== How to complete this task ==
Copy out every record below with complete accuracy.

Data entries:
● ● ● ●

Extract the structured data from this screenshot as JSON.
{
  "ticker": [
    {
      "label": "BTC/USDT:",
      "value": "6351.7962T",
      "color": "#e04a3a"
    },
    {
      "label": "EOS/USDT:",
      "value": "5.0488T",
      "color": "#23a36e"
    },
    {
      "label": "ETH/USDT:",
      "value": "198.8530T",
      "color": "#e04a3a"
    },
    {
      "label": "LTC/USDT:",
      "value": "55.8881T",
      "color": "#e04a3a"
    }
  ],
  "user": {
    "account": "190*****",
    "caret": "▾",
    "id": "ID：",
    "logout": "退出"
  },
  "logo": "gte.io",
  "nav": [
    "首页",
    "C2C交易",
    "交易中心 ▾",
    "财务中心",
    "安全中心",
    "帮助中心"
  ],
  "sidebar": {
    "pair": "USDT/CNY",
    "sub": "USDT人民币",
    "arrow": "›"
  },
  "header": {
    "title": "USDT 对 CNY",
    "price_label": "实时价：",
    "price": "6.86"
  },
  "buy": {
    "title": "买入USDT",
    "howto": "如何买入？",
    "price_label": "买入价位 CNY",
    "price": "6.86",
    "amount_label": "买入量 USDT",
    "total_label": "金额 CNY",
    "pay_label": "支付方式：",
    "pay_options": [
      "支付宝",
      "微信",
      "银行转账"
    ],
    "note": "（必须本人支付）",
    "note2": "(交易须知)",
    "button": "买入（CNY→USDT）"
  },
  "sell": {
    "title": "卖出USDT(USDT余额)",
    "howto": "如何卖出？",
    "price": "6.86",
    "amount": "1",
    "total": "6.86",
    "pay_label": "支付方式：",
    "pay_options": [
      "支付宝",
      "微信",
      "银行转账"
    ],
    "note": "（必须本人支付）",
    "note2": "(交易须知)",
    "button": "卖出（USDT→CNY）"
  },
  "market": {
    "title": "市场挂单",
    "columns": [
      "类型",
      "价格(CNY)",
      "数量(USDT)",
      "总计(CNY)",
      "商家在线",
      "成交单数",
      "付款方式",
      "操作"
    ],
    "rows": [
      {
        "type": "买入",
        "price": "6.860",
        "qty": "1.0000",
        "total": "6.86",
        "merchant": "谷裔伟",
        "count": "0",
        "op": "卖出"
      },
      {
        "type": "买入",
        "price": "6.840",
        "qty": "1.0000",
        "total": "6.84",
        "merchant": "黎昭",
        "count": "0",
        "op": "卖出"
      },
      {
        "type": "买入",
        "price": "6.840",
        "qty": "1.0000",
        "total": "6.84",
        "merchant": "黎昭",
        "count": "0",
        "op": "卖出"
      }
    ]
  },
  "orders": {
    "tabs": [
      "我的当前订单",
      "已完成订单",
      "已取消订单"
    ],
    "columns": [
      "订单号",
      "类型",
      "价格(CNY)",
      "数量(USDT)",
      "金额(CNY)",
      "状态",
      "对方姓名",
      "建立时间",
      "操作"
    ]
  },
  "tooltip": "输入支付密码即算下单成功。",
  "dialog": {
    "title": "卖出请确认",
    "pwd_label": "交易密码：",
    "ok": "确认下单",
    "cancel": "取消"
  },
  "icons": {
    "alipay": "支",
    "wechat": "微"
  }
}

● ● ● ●

== Response area ==
Extract the structured data from this screenshot as JSON.
{
  "ticker": [
    {
      "label": "BTC/USDT:",
      "value": "6351.7962T",
      "color": "#e04a3a"
    },
    {
      "label": "EOS/USDT:",
      "value": "5.0488T",
      "color": "#23a36e"
    },
    {
      "label": "ETH/USDT:",
      "value": "198.8530T",
      "color": "#e04a3a"
    },
    {
      "label": "LTC/USDT:",
      "value": "55.8881T",
      "color": "#e04a3a"
    }
  ],
  "user": {
    "account": "190*****",
    "caret": "▾",
    "id": "ID：",
    "logout": "退出"
  },
  "logo": "gte.io",
  "nav": [
    "首页",
    "C2C交易",
    "交易中心 ▾",
    "财务中心",
    "安全中心",
    "帮助中心"
  ],
  "sidebar": {
    "pair": "USDT/CNY",
    "sub": "USDT人民币",
    "arrow": "›"
  },
  "header": {
    "title": "USDT 对 CNY",
    "price_label": "实时价：",
    "price": "6.86"
  },
  "buy": {
    "title": "买入USDT",
    "howto": "如何买入？",
    "price_label": "买入价位 CNY",
    "price": "6.86",
    "amount_label": "买入量 USDT",
    "total_label": "金额 CNY",
    "pay_label": "支付方式：",
    "pay_options": [
      "支付宝",
      "微信",
      "银行转账"
    ],
    "note": "（必须本人支付）",
    "note2": "(交易须知)",
    "button": "买入（CNY→USDT）"
  },
  "sell": {
    "title": "卖出USDT(USDT余额)",
    "howto": "如何卖出？",
    "price": "6.86",
    "amount": "1",
    "total": "6.86",
    "pay_label": "支付方式：",
    "pay_options": [
      "支付宝",
      "微信",
      "银行转账"
    ],
    "note": "（必须本人支付）",
    "note2": "(交易须知)",
    "button": "卖出（USDT→CNY）"
  },
  "market": {
    "title": "市场挂单",
    "columns": [
      "类型",
      "价格(CNY)",
      "数量(USDT)",
      "总计(CNY)",
      "商家在线",
      "成交单数",
      "付款方式",
      "操作"
    ],
    "rows": [
      {
        "type": "买入",
        "price": "6.860",
        "qty": "1.0000",
        "total": "6.86",
        "merchant": "谷裔伟",
        "count": "0",
        "op": "卖出"
      },
      {
        "type": "买入",
        "price": "6.840",
        "qty": "1.0000",
        "total": "6.84",
        "merchant": "黎昭",
        "count": "0",
        "op": "卖出"
      },
      {
        "type": "买入",
        "price": "6.840",
        "qty": "1.0000",
        "total": "6.84",
        "merchant": "黎昭",
        "count": "0",
        "op": "卖出"
      }
    ]
  },
  "orders": {
    "tabs": [
      "我的当前订单",
      "已完成订单",
      "已取消订单"
    ],
    "columns": [
      "订单号",
      "类型",
      "价格(CNY)",
      "数量(USDT)",
      "金额(CNY)",
      "状态",
      "对方姓名",
      "建立时间",
      "操作"
    ]
  },
  "tooltip": "输入支付密码即算下单成功。",
  "dialog": {
    "title": "卖出请确认",
    "pwd_label": "交易密码：",
    "ok": "确认下单",
    "cancel": "取消"
  },
  "icons": {
    "alipay": "支",
    "wechat": "微"
  }
}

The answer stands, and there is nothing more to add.